Those Four Weeks aren't Coming Back
Winter seems endless. The extended darkness and cold temperatures fosters a bleak feeling that spring seems so far away. So why am I in my basement watching YouTube videos of snowfall in European villages? Well, it is relaxing, but also, because we apparently don’t have winter anymore in Utah, it reminds me of how winter is supposed to be. The skiff of snow that fell earlier this week has been the only characteristic seasonal weather now in over a month. That beautiful day in December where I had to blow my driveway twice in 12 hours seems like a dream. If it wasn’t for the smog and darkness, I’m not sure I would even realize it’s winter in Salt Lake.
Which makes it all the more ridiculous that I spent three hours this morning riding on my trainer in my basement instead of doing something outside. The reason, however, is that just as winter is supposed to seem endless, Cycle 1 of my winter BaseCamp training has also seemed endless, and the value of getting this final, monotonous workout of Cycle 1 completed far outweighed being out on the mountain.
It only took 2+ months, but I finally finished the first 4-week cycle of BaseCamp’s 16-week plan. Sciatica, which I’m still battling, sidelined me for nearly four weeks starting around Christmas. And with that much time off the bike, I essentially had to start over from square one. So that’s why finishing today’s ride meant so much—it was a long time coming.
Every time I get an injury (which has been happening way too much as I enter middle-age), it reminds me how lucky I am that when I am healthy, I can ride/ski/hike the way I do. That’s why I was so energized to get my rides in after my mulligan in which I restarted from Week 2 of my training program.

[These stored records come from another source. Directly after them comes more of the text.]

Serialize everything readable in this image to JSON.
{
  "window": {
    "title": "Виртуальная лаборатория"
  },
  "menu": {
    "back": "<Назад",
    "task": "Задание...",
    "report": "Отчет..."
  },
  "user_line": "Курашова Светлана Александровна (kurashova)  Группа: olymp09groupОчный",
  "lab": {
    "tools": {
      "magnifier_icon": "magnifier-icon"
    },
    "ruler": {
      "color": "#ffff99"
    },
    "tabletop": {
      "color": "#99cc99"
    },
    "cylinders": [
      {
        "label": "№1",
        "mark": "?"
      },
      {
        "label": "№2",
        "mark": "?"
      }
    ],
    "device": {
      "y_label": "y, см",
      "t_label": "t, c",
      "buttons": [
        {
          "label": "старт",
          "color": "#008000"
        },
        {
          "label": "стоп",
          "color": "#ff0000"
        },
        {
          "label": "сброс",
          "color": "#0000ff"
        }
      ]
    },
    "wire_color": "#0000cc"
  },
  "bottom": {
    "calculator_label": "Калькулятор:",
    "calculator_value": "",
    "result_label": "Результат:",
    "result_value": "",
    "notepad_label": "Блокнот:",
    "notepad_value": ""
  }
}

My back still wasn’t 100% at the time, but it was good enough to get back on the saddle. And with the horrible snow conditions and the constant social media doom-feed reminding me of the canyon traffic, I decided that trainer riding took precedence over skiing and I should make the most of this opportunity with my improving back to “green” as many workouts as possible. (Green is the color-coding on my TrainingPeaks calendar that denotes a workout was completed to “spec”.)
February is typically that month where I realize, “Oh shit, winter is ending.” As the days get longer and the weather warms, I realize that spring skiing is right around the corner and I need to make haste to make the most of our every diminishing winters. But this year, I have skied a grand total of TWO DAYS to this date. That is by far the lowest amount of days to this point in over 20 years—and that includes a year in which I tore my ACL on Christmas Eve—though I hardly have been concerned with my low “day count” because it doesn’t feel like we’ve even had a winter, and for most of January, I was questioning if I could ski without doubling over in pain as my sciatic nerve drops an A bomb down the back of my leg as soon as I hit a mogul wrong.

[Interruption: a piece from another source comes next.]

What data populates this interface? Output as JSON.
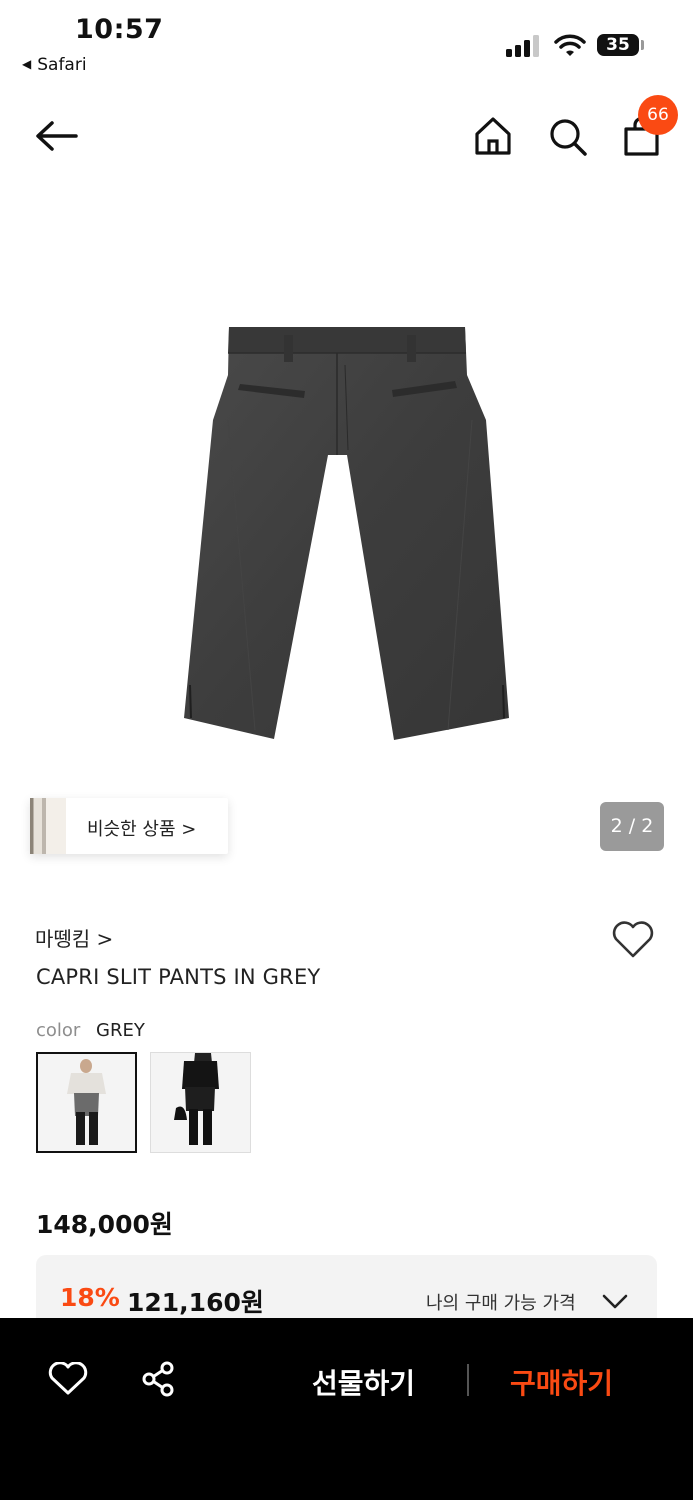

Where this is all going seems to be going is: “Appreciate what you have when you have it,” and that is a common response when something you love is taken from you, even temporarily, but I want to flip that a bit. In my time off the bike and away from the mountain, I was doing other things that were of no less value. I was finally working on my resume. I finally went through 20+ years of old photos and organized them on my server. I made some progress in the books I’m reading, and did quite a bit of writing. I did not miss out on skiing, nor did I severely inhibit my cycling fitness, by taking some time off. Instead, I got an opportunity to shift my focus to other avocations without the self-imposed shame that I “should be” doing something else. My back injury took that shame out of the equation.

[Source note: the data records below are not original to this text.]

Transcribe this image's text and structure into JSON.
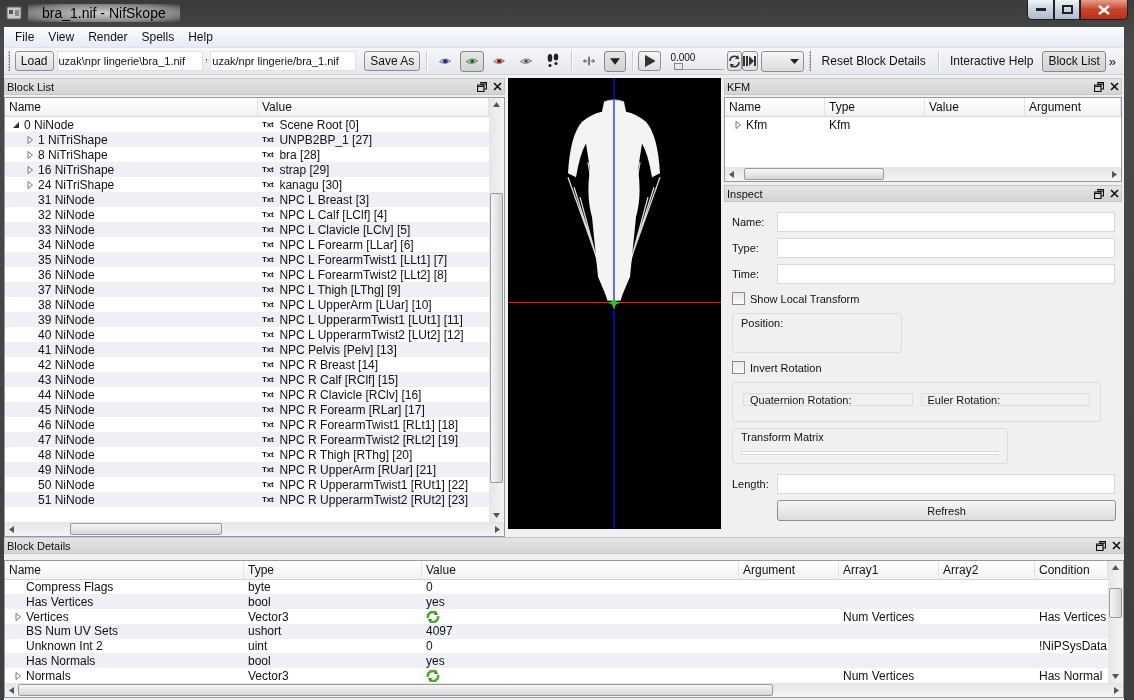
{
  "window": {
    "title": "bra_1.nif - NifSkope"
  },
  "menu": [
    "File",
    "View",
    "Render",
    "Spells",
    "Help"
  ],
  "toolbar": {
    "load_label": "Load",
    "path_in": "uzak\\npr lingerie\\bra_1.nif",
    "path_out": "uzak/npr lingerie/bra_1.nif",
    "save_label": "Save As",
    "view_tools": [
      {
        "kind": "eye",
        "color": "#2b3fc4",
        "selected": false
      },
      {
        "kind": "eye",
        "color": "#3a9f3e",
        "selected": true
      },
      {
        "kind": "eye",
        "color": "#c42020",
        "selected": false
      },
      {
        "kind": "eye",
        "color": "#8c8c8c",
        "selected": false
      },
      {
        "kind": "footprints",
        "selected": false
      },
      {
        "kind": "move",
        "selected": false
      },
      {
        "kind": "dropdown",
        "selected": true
      }
    ],
    "time": {
      "reading": "0.000",
      "level": 0
    },
    "actions": [
      {
        "label": "Reset Block Details",
        "selected": false
      },
      {
        "label": "Interactive Help",
        "selected": false
      },
      {
        "label": "Block List",
        "selected": true
      }
    ],
    "overflow": "»"
  },
  "block_list": {
    "title": "Block List",
    "columns": [
      "Name",
      "Value"
    ],
    "rows": [
      {
        "name": "0 NiNode",
        "tag": "Txt",
        "value": "Scene Root [0]",
        "has_children": true,
        "expanded": true,
        "children": [
          {
            "name": "1 NiTriShape",
            "tag": "Txt",
            "value": "UNPB2BP_1 [27]",
            "has_children": true,
            "expanded": false
          },
          {
            "name": "8 NiTriShape",
            "tag": "Txt",
            "value": "bra [28]",
            "has_children": true,
            "expanded": false
          },
          {
            "name": "16 NiTriShape",
            "tag": "Txt",
            "value": "strap [29]",
            "has_children": true,
            "expanded": false
          },
          {
            "name": "24 NiTriShape",
            "tag": "Txt",
            "value": "kanagu [30]",
            "has_children": true,
            "expanded": false
          },
          {
            "name": "31 NiNode",
            "tag": "Txt",
            "value": "NPC L Breast [3]",
            "has_children": false,
            "expanded": false
          },
          {
            "name": "32 NiNode",
            "tag": "Txt",
            "value": "NPC L Calf [LClf] [4]",
            "has_children": false,
            "expanded": false
          },
          {
            "name": "33 NiNode",
            "tag": "Txt",
            "value": "NPC L Clavicle [LClv] [5]",
            "has_children": false,
            "expanded": false
          },
          {
            "name": "34 NiNode",
            "tag": "Txt",
            "value": "NPC L Forearm [LLar] [6]",
            "has_children": false,
            "expanded": false
          },
          {
            "name": "35 NiNode",
            "tag": "Txt",
            "value": "NPC L ForearmTwist1 [LLt1] [7]",
            "has_children": false,
            "expanded": false
          },
          {
            "name": "36 NiNode",
            "tag": "Txt",
            "value": "NPC L ForearmTwist2 [LLt2] [8]",
            "has_children": false,
            "expanded": false
          },
          {
            "name": "37 NiNode",
            "tag": "Txt",
            "value": "NPC L Thigh [LThg] [9]",
            "has_children": false,
            "expanded": false
          },
          {
            "name": "38 NiNode",
            "tag": "Txt",
            "value": "NPC L UpperArm [LUar] [10]",
            "has_children": false,
            "expanded": false
          },
          {
            "name": "39 NiNode",
            "tag": "Txt",
            "value": "NPC L UpperarmTwist1 [LUt1] [11]",
            "has_children": false,
            "expanded": false
          },
          {
            "name": "40 NiNode",
            "tag": "Txt",
            "value": "NPC L UpperarmTwist2 [LUt2] [12]",
            "has_children": false,
            "expanded": false
          },
          {
            "name": "41 NiNode",
            "tag": "Txt",
            "value": "NPC Pelvis [Pelv] [13]",
            "has_children": false,
            "expanded": false
          },
          {
            "name": "42 NiNode",
            "tag": "Txt",
            "value": "NPC R Breast [14]",
            "has_children": false,
            "expanded": false
          },
          {
            "name": "43 NiNode",
            "tag": "Txt",
            "value": "NPC R Calf [RClf] [15]",
            "has_children": false,
            "expanded": false
          },
          {
            "name": "44 NiNode",
            "tag": "Txt",
            "value": "NPC R Clavicle [RClv] [16]",
            "has_children": false,
            "expanded": false
          },
          {
            "name": "45 NiNode",
            "tag": "Txt",
            "value": "NPC R Forearm [RLar] [17]",
            "has_children": false,
            "expanded": false
          },
          {
            "name": "46 NiNode",
            "tag": "Txt",
            "value": "NPC R ForearmTwist1 [RLt1] [18]",
            "has_children": false,
            "expanded": false
          },
          {
            "name": "47 NiNode",
            "tag": "Txt",
            "value": "NPC R ForearmTwist2 [RLt2] [19]",
            "has_children": false,
            "expanded": false
          },
          {
            "name": "48 NiNode",
            "tag": "Txt",
            "value": "NPC R Thigh [RThg] [20]",
            "has_children": false,
            "expanded": false
          },
          {
            "name": "49 NiNode",
            "tag": "Txt",
            "value": "NPC R UpperArm [RUar] [21]",
            "has_children": false,
            "expanded": false
          },
          {
            "name": "50 NiNode",
            "tag": "Txt",
            "value": "NPC R UpperarmTwist1 [RUt1] [22]",
            "has_children": false,
            "expanded": false
          },
          {
            "name": "51 NiNode",
            "tag": "Txt",
            "value": "NPC R UpperarmTwist2 [RUt2] [23]",
            "has_children": false,
            "expanded": false
          }
        ]
      }
    ]
  },
  "kfm": {
    "title": "KFM",
    "columns": [
      "Name",
      "Type",
      "Value",
      "Argument"
    ],
    "rows": [
      {
        "name": "Kfm",
        "type": "Kfm",
        "expanded": false
      }
    ]
  },
  "inspect": {
    "title": "Inspect",
    "fields": [
      {
        "label": "Name:"
      },
      {
        "label": "Type:"
      },
      {
        "label": "Time:"
      }
    ],
    "show_local_transform": {
      "label": "Show Local Transform",
      "checked": false
    },
    "position": "Position:",
    "invert_rotation": {
      "label": "Invert Rotation",
      "checked": false
    },
    "quaternion": "Quaternion Rotation:",
    "euler": "Euler Rotation:",
    "matrix": "Transform Matrix",
    "length": "Length:",
    "refresh": "Refresh"
  },
  "block_details": {
    "title": "Block Details",
    "columns": [
      "Name",
      "Type",
      "Value",
      "Argument",
      "Array1",
      "Array2",
      "Condition"
    ],
    "rows": [
      {
        "kind": "scalar",
        "name": "Compress Flags",
        "type": "byte",
        "value": "0"
      },
      {
        "kind": "scalar",
        "name": "Has Vertices",
        "type": "bool",
        "value": "yes"
      },
      {
        "kind": "array",
        "name": "Vertices",
        "type": "Vector3",
        "array1": "Num Vertices",
        "condition": "Has Vertices"
      },
      {
        "kind": "scalar",
        "name": "BS Num UV Sets",
        "type": "ushort",
        "value": "4097"
      },
      {
        "kind": "scalar",
        "name": "Unknown Int 2",
        "type": "uint",
        "value": "0",
        "condition": "!NiPSysData"
      },
      {
        "kind": "scalar",
        "name": "Has Normals",
        "type": "bool",
        "value": "yes"
      },
      {
        "kind": "array",
        "name": "Normals",
        "type": "Vector3",
        "array1": "Num Vertices",
        "condition": "Has Normal"
      }
    ]
  }
}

I’m not saying I’m glad I injured my back. Trust me, I would trade in the hip-napalm in a second for this insight, but you have to take lessons when they are taught, and this experience reminded me of how it is possible that balance in our lives has to be forced on us occasionally. I am lucky enough that in my life, I have had more epic ski days than any kid who grew up skiing the icy tundra of the U.P. has a right to. I’ve tagged some pretty impressive lines, skied incredible powder, and have my fair share of suffer-fests to make for a good story. And on the bike, well let’s just say the years and years of Garmin stats prove that I can afford to take a little time out of the saddle. So I’m not going to let this disruption to my training or the lack of ski days bother me. I can’t get those days back, so there is no sense in crying about it. What I can do is look ahead and, more importantly, look to now.